After working late into the night formany months on one failure after anoth6r, I finally began to seeresults with some help from experts in many different fields:a bamboo basket weaver helped me to make some woven bamboo headsfor the drum kit and a carpenter helped me to plane bamboo smoothand flat enough to make laminated heads for the bass and snaredrums. Saito Instruments made a metal frame for the baliphone,and I found a company that was milling bamboo into thin flat stripsI could use for "conga" drum bodies and heads. The FujiBamboo Garden introduced me to a bamboo charcoal maker (for windchime material) and also showed me where to get the largest bambooin Japan. A bamboo paper craftsman made many large sheets fortwo frame drums and a cabinet maker helped me to make and designa large stand for the bambass. My former experience in surfboardmaking also became very useful when I found that I could bindthe bamboo with epoxy-fiberglass to prevent cracking.
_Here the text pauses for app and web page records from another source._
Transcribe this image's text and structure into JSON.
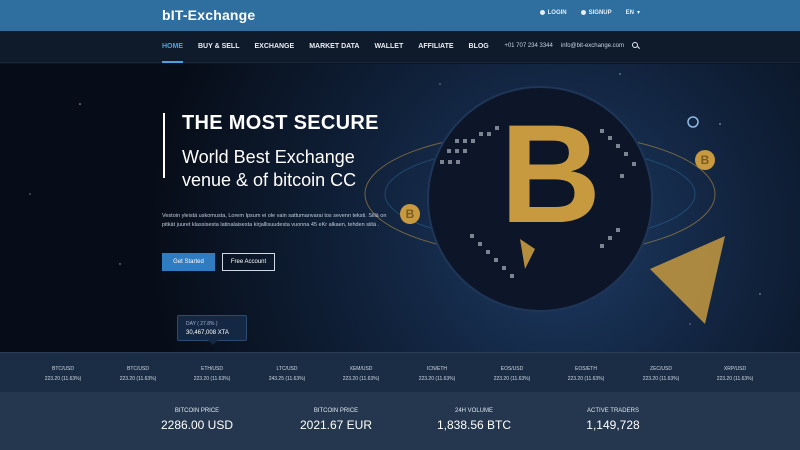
{
  "brand": {
    "logo": "bIT-Exchange"
  },
  "top_actions": {
    "login": "LOGIN",
    "register": "SIGNUP",
    "lang": "EN"
  },
  "nav": {
    "items": [
      "HOME",
      "BUY & SELL",
      "EXCHANGE",
      "MARKET DATA",
      "WALLET",
      "AFFILIATE",
      "BLOG"
    ],
    "active": "HOME"
  },
  "contact": {
    "phone": "+01 707 234 3344",
    "email": "info@bit-exchange.com"
  },
  "hero": {
    "title": "THE MOST SECURE",
    "subtitle": "World Best Exchange venue & of bitcoin CC",
    "paragraph": "Vestoin yleistä uskomusta, Lorem Ipsum ei ole vain sattumanvarai tos sevenn teksti. Sillä on pitkät juuret klassisesta latinalaisesta kirjallisuudesta vuonna 45 eKr alkaen, tehden siitä .",
    "primary_button": "Get Started",
    "secondary_button": "Free Account",
    "tooltip_label": "DAY ( 27.8% )",
    "tooltip_value": "30,467,008 XTA",
    "coin_symbol": "B"
  },
  "ticker": [
    {
      "pair": "BTC/USD",
      "value": "223.20 (11.63%)"
    },
    {
      "pair": "BTC/USD",
      "value": "223.20 (11.63%)"
    },
    {
      "pair": "ETH/USD",
      "value": "223.20 (11.63%)"
    },
    {
      "pair": "LTC/USD",
      "value": "243.25 (11.63%)"
    },
    {
      "pair": "XEM/USD",
      "value": "223.20 (11.63%)"
    },
    {
      "pair": "ICN/ETH",
      "value": "223.20 (11.63%)"
    },
    {
      "pair": "EOS/USD",
      "value": "223.20 (11.63%)"
    },
    {
      "pair": "EOS/ETH",
      "value": "223.20 (11.63%)"
    },
    {
      "pair": "ZEC/USD",
      "value": "223.20 (11.63%)"
    },
    {
      "pair": "XRP/USD",
      "value": "223.20 (11.63%)"
    }
  ],
  "stats": [
    {
      "label": "BITCOIN PRICE",
      "value": "2286.00 USD"
    },
    {
      "label": "BITCOIN PRICE",
      "value": "2021.67 EUR"
    },
    {
      "label": "24H VOLUME",
      "value": "1,838.56 BTC"
    },
    {
      "label": "ACTIVE TRADERS",
      "value": "1,149,728"
    }
  ],
  "colors": {
    "topbar": "#2e6fa0",
    "navbar": "#0f1a2b",
    "accent": "#4aa3e0",
    "gold": "#c79a3f",
    "ticker_bg": "#1b2d44",
    "stats_bg": "#24374e"
  }
}
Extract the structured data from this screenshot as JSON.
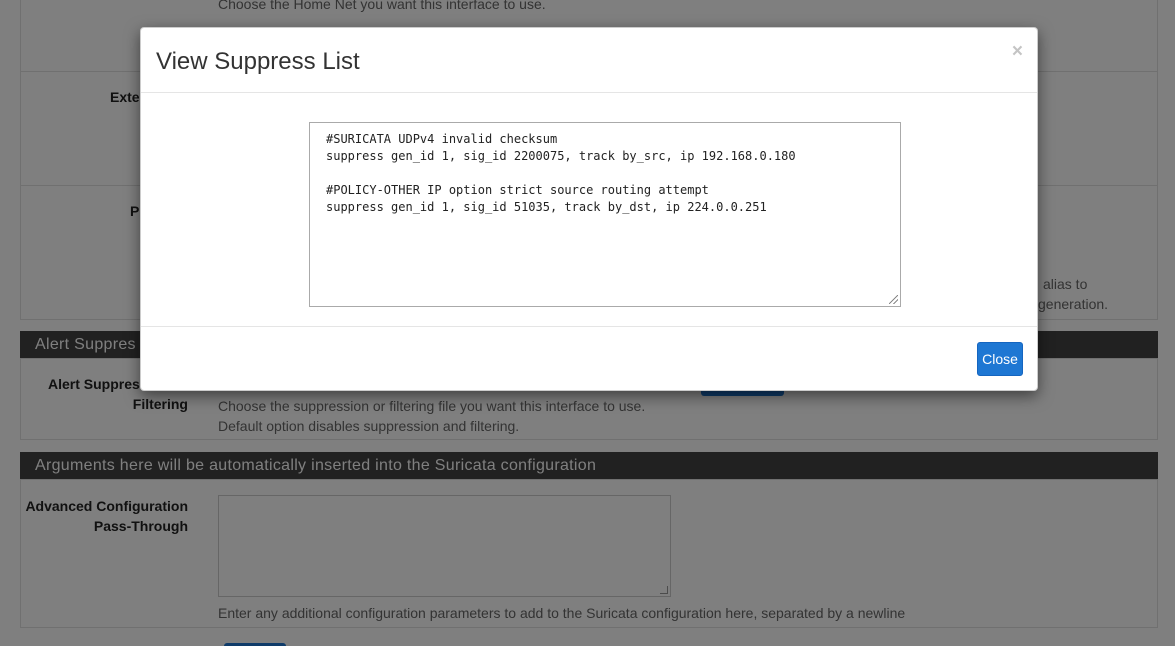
{
  "background": {
    "home_net_help": "Choose the Home Net you want this interface to use.",
    "external_label": "Exte",
    "pass_label": "P",
    "pass_help_line1": "alias to",
    "pass_help_line2": "generation.",
    "alert_suppression_heading": "Alert Suppres",
    "alert_suppress_label_line1": "Alert Suppress",
    "alert_suppress_label_line2": "Filtering",
    "alert_suppress_help_line1": "Choose the suppression or filtering file you want this interface to use.",
    "alert_suppress_help_line2": "Default option disables suppression and filtering.",
    "args_heading": "Arguments here will be automatically inserted into the Suricata configuration",
    "adv_config_label_line1": "Advanced Configuration",
    "adv_config_label_line2": "Pass-Through",
    "adv_config_value": "",
    "adv_config_help": "Enter any additional configuration parameters to add to the Suricata configuration here, separated by a newline"
  },
  "modal": {
    "title": "View Suppress List",
    "close_x": "×",
    "suppress_list": "#SURICATA UDPv4 invalid checksum\nsuppress gen_id 1, sig_id 2200075, track by_src, ip 192.168.0.180\n\n#POLICY-OTHER IP option strict source routing attempt\nsuppress gen_id 1, sig_id 51035, track by_dst, ip 224.0.0.251",
    "close_button": "Close"
  },
  "colors": {
    "primary": "#1e77d3",
    "panel_heading": "#424242",
    "backdrop": "rgba(0,0,0,0.5)"
  }
}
Seepictures of the bamboo instruments made by John Kaizan Neptuneand used by TakéDaké.

The first performance of TakéDakéwas in March 1996, sponsored by NHK in Oita, an area well-knownfor its bamboo products. Introducing the wide range of music possibleon these instruments, our program included Japanese folk songs,jazz, Western classical music, and original music which I composed.The response was very encouraging; everyone seemed to like thelook and the sound of bamboo!

TakéDaké continues toevolve as new ideas for instruments are investigated and difterentsound textures are explored with new compositions. I have usedbamboo from six different countries, and many different configurations:natural tubes, sticks, planks, woven mat, paper, charcoal, andmore. It is my hope that people listening to this group will appreciatethe wide variety of uses and the beauty of this amazing naturalresource. After one of our concerts a friend said, "Thankyou for making a vegetarian drum!" Yes, I too feel very thankfulfor the many unique natural flavors coming from "Bamboo Only".

 TakéDaké's first CD:
Asian Roots

Nippon Columbia,
Denon COCY-80766

How to Order
this CD